In a letter of motivation to the scheme, the doctor stated that the patient’s conditions were serious and could be life threatening. He also set out the treatment she may require and prescribed medication.
Your scheme may never pay PMB claims from your medical savings account, as this is prohibited in terms of regulations under the Medical Schemes Act.The Council for Medical Schemes
A month later, the patient consulted a surgeon, who confirmed the diagnosis of hyperthyroidism and submitted a letter of motivation to the scheme stating his findings and treatment options.
The ruling says the member made several attempts to claim for the diagnostic tests, the treatment and care as well as authorisation for further tests and future treatment.
One of her consultations was with a specialist who is not one of the scheme’s designated service providers (DSPs) because the DSP closest to her home, in the Nelspruit area, is more than 200km away. After the member paid the account in full, the scheme failed to reimburse her in full.
Scheme was ‘incorrect’
After the complaint was lodged with the council, Keyhealth conceded that it had been incorrect and that hyperthyroidism was a PMB, the ruling says.
The scheme said it did not know why the member had raised the nonpayment of claims, contending that all disputed claims had been paid since the council intervened. But Drescher and the member said this wasn’t so and that some claims had been paid from the wrong benefits, namely the member’s medical savings account.

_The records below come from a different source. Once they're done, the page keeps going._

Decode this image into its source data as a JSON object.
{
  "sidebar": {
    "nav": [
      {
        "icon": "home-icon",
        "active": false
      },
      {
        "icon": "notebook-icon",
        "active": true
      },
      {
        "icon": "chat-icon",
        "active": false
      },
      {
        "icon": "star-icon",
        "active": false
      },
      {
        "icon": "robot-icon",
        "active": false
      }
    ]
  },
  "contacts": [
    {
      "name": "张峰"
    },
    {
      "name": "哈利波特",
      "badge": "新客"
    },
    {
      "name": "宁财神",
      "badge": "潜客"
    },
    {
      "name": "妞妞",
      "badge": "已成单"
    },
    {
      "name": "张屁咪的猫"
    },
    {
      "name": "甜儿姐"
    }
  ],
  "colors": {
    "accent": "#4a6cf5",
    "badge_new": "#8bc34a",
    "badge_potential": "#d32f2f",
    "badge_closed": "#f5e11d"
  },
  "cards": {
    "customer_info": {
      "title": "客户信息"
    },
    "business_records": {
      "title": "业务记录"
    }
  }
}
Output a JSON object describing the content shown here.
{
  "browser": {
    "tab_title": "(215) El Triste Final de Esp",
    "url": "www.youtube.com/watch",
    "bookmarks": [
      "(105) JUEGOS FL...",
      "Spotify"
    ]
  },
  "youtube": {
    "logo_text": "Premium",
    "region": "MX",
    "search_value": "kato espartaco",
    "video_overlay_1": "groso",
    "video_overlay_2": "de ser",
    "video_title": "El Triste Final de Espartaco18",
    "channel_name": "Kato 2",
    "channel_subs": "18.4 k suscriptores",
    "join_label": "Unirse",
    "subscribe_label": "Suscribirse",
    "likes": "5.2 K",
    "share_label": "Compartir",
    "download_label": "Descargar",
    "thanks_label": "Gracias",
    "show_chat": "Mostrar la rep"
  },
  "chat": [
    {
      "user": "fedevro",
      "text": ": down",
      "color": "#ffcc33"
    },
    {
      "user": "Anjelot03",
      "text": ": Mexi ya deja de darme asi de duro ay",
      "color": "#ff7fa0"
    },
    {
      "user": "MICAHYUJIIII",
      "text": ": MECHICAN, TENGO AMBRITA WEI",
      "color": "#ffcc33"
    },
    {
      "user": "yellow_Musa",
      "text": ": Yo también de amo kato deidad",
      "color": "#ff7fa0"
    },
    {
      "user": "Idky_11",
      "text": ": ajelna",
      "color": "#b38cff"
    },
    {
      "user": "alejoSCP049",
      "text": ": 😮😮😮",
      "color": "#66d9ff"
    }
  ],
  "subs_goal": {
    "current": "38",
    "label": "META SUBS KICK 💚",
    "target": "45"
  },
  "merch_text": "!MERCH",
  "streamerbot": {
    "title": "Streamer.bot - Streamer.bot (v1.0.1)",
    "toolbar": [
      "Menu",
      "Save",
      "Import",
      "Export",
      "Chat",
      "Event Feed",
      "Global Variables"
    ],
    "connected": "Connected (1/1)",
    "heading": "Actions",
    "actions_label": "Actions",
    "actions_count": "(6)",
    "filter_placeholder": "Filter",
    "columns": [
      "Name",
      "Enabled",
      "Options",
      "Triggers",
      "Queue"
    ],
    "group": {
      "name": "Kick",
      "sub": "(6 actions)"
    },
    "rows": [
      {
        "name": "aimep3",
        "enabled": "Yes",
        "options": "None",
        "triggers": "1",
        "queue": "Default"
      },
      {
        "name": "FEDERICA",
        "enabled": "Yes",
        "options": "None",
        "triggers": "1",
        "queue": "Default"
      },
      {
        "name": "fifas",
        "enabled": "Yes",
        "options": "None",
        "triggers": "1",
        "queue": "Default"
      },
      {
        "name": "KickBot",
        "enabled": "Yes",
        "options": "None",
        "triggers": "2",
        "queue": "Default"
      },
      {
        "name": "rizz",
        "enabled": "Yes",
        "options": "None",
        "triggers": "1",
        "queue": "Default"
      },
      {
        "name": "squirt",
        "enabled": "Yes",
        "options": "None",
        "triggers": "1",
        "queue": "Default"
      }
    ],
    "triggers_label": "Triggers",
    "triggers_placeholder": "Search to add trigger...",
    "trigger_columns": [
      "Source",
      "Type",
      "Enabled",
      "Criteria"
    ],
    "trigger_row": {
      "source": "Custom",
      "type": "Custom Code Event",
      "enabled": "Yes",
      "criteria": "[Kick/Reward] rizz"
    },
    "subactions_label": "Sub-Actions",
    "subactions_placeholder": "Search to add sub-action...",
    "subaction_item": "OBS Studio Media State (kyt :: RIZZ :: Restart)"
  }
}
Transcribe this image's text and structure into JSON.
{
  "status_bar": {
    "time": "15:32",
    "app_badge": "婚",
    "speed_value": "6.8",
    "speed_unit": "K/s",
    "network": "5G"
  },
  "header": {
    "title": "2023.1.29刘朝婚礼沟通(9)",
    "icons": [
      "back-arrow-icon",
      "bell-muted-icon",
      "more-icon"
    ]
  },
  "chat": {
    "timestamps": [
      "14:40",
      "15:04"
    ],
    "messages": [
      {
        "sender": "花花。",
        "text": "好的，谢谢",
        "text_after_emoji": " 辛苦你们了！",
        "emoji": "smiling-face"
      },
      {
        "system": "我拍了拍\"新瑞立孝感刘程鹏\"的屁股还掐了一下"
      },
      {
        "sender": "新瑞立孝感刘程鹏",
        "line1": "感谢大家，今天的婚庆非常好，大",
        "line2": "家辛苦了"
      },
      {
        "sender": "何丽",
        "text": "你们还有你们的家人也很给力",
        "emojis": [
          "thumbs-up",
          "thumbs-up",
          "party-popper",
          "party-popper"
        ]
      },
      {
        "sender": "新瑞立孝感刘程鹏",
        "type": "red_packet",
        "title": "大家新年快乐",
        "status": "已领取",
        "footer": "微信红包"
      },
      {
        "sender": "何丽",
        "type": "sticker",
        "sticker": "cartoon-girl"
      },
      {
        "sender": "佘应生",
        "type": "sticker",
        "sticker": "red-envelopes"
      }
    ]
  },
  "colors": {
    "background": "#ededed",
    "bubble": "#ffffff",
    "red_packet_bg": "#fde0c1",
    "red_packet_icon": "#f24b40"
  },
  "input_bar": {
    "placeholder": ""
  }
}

In terms of the ruling, the scheme must fund diagnostic tests, care and treatment for the member’s PMB condition in line with PMB regulations and as per the clinical opinion by the CMS’s review committee.
The scheme must also ensure that future tests, treatment and consultations for the condition are paid in line with PMB regulations, taking into consideration the level of care offered by the state, the ruling says.
The ruling notes that your scheme may pay your PMB claims from any day-to-day benefit the scheme provides as part of your risk benefits. But when this benefit is depleted the scheme must continue to pay your PMB claims. Your scheme may never, however, pay PMB claims from your medical savings account, as this is prohibited in terms of regulations under the Medical Schemes Act.
If any PMB claim was paid from your savings benefit, the scheme must reverse such payment and process it from the correct benefit, the ruling says.
The ruling ordered Keyhealth to reimburse the member for claims already paid by her for the PMB condition, which was a result of the scheme’s incorrect processing or interpretation of the claims, the council says.
Lastly, the ruling ordered the scheme to pay claims for the nonDSP specialists in full if there was no DSP within reasonable proximity from the member’s place of residence.
What is a PMB?
Prescribed minimum benefits (PMBs) are a set of defined benefits to ensure that you, as a medical scheme member, have access to certain minimum health services, regardless of the benefit option you have selected.
The aim of the PMBs is to provide members with continuous care to improve their health and well-being and to make healthcare more affordable, the CMS says.
PMBs are a feature of the Medical Schemes Act, in terms of which medical schemes have to cover the costs related to the diagnosis, treatment and care of:
- Any emergency medical condition;
- Twenty-five common chronic conditions; and
- A limited set of 270 medical conditions (defined in the Diagnosis Treatment Pairs, which you can find on the council’s website).
The 25 common chronic conditions are:
- Addison’s disease
- Bipolar mood disorder*
- Cardiac failure
- Chronic obstructive pulmonary disorder
- Chronic renal disease
- Coronary artery disease
- Crohn’s disease
- Diabetes insipidus
- Diabetes mellitus types 1 & 2
- Multiple sclerosis
- Parkinson’s disease
- Rheumatoid arthritis
- Systemic lupus erythematosus
- Ulcerative colitis
* Will only be covered when an algorithm has been developed.